“After The Fire Is Gone” was the Grammy Award-winning first duet by Conway Twitty and Loretta Lynn back in 1970. Tucker and Pete Anderson wanted Billy Ray Cyrus to be Tanya’s duet partner, but mercifully he was unavailable and Tucker is joined instead by The Grascals, who provide the harmony vocals.
One of the great difficulties in remaking classic songs is finding a way to pay homage to the original artists, while still finding a way to put one’s own twist on the songs. Tucker and Anderson decided to add a Tex-Mex flavor — which works surprisingly well — to Charley Pride’s “Is Anybody Going To San Antone,” which features Flaco Jimenez playing the accordian. Don Gibson’s “Oh Lonesome Me” and Wynn Stewart’s “Big, Big Love” are given similar treatment, with the legendary Jo-El Sonnier providing the accordian tracks on the latter.

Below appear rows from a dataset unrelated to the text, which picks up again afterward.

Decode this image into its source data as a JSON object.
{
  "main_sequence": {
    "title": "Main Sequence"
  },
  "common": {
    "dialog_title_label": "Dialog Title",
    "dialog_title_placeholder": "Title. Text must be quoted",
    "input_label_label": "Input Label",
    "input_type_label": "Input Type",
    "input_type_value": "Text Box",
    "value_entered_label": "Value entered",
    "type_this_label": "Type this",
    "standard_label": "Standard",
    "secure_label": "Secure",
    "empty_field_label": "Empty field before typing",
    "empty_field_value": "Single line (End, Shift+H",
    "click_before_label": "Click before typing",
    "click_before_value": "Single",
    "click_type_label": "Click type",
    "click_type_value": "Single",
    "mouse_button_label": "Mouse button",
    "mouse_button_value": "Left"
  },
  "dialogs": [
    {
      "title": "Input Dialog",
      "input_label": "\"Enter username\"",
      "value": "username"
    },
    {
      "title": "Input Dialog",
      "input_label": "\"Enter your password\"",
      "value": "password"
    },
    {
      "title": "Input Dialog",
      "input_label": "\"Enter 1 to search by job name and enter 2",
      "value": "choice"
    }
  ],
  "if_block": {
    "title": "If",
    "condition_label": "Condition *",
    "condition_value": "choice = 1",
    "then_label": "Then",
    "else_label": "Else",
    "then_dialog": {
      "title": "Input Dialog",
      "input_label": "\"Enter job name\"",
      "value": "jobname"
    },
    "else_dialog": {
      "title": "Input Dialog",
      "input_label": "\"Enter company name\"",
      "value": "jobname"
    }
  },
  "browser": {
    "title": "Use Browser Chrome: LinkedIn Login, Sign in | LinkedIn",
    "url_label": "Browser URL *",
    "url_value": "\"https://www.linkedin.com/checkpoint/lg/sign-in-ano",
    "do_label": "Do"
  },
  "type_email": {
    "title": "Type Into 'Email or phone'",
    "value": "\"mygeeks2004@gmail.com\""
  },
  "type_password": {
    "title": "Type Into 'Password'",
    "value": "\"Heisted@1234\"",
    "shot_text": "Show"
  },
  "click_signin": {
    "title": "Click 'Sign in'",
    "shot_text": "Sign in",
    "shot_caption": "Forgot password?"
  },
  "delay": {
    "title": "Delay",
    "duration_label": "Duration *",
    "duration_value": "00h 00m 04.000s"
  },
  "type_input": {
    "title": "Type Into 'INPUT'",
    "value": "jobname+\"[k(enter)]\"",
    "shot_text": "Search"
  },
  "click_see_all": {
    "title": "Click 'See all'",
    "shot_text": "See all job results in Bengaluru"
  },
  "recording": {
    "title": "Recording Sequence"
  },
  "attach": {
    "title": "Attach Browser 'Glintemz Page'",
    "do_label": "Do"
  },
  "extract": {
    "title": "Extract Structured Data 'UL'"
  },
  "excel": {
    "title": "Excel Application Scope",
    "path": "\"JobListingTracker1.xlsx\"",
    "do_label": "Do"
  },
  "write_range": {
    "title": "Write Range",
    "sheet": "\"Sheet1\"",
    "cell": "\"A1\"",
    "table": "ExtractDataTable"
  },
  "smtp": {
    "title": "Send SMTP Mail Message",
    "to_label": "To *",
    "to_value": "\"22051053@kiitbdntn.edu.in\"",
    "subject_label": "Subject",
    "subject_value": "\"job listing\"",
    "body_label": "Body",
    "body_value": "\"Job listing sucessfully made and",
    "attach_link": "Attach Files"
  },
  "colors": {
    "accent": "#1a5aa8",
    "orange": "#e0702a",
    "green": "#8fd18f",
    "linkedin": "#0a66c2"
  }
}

The highlights of the album are “I Love You A Thousand Ways” and “Walk Through This World With Me”, which were hits for Lefty Frizzell and George Jones respectively. Tanya’s vocals are stellar and drenched with emotion on both tracks. She likewise does justice to Merle Haggard’s “Ramblin’ Fever”, which closes the album. Though not one of the Hag’s better remembered tunes, the theme is perfect for the free spirit that is Tanya Tucker. Tucker has always been a huge Haggard fan, and according to her autobiography, Merle would have welcomed the chance to be more than just friends. He wrote his 1983 hit “What Am I Gonna Do (With The Rest Of My Life”) about her.
I was slightly disappointed in “You Don’t Know Me”. Although Tanya pours her heart and soul into this Eddy Arnold classic, Rhonda Vincent’s harmony vocals are somewhat overbearing and detract from, rather than enhance, the song. I’m a great admirer of Vincent’s solo work, but with her bluegrass background, she seems like an odd choice for the sole countrypolitan song on this album. This track would benefit greatly from a remixing without the harmony vocals. Tucker’s heartfelt vocal performance is strong enough that it could have stood on its own. Overall, however, this is a minor production misstep, which is easily forgiven because the rest of the album is so good.
This collaboration between Tucker and Saguaro Road is supposed to be a one-time deal, but the results are so satisfying, I’m hoping that they’ll team up for another project and that we won’t have to wait another seven years for it.